Marking five years of cooperation on stopping irregular migration between the European Union (EU) and Libya, Amnesty International comments on the continued human rights abuses. Amnesty expresses concern that through the agreement, the Libyan coast guard continues to be supported to take people back to Libya, where they face abuses, including torture. Earlier, an internal EU report recommended to continue the cooperation, despite acknowledging that the Libyan coast guard is no longer fully following EU training, and that it is guilty of “excessive use of force.”
IOM launches the Counter Trafficking Data Collaborative
The International Organization on Migration (IOM) has partnered with Microsoft to release a global data portal on human trafficking. The databank covers the profiles of victims, including details about the exploitation and the trafficking process. IOM says the data can help to build evidence-based responses to trafficking. The databank includes data of 156,000 victims and survivors of trafficking across 189 countries and territories; IOM emphasizes it has used “strong privacy guarantees that preserve the anonymity and safety of victims and survivors.”

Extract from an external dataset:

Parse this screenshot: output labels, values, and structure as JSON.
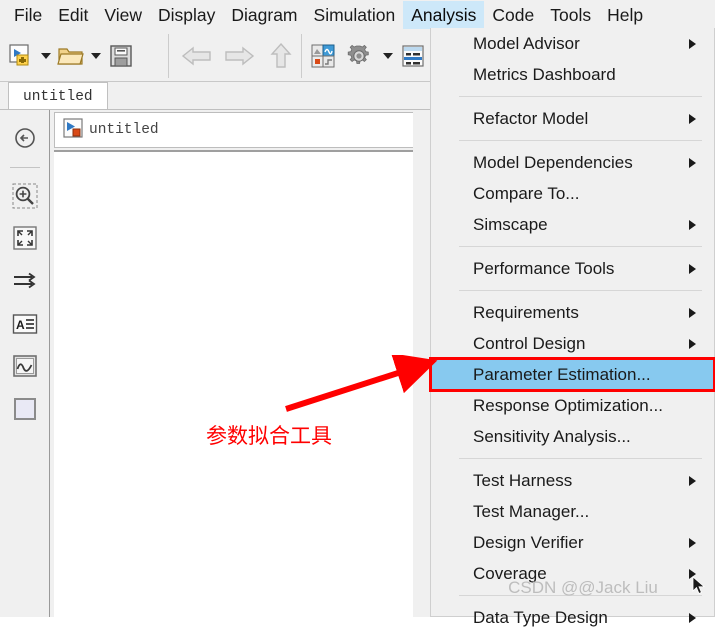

Facebook doing too little to address human trafficking on its platform
CNN states that Facebook has long been aware that it has a human trafficking problem on its platform, but has failed to adequately address it. Internal Facebook documents seen by CNN acknowledge that gaps in its policies still exist. The form of trafficking it concerns in this case is domestic servitude, where people are trafficked for the purpose of working in domestic homes. Reports on the issue have been repressed by Facebook, states CNN.
Disclaimer: All information in these highlights is presented as a fluid update report, as to the best knowledge and understanding of the authors at the moment of publication. EEPA does not claim that the information is correct but verifies to the best of ability within the circumstances. Publication is weighed on the basis of interest to understand potential impacts of events (or perceptions of these) on the situation. Check all information against updates and other media. EEPA does not take responsibility for the use of the information or impact thereof. All information reported originates from third parties and the content of all reported and linked information remains the sole responsibility of these third parties. Report to firstname.lastname@example.org any additional information and corrections.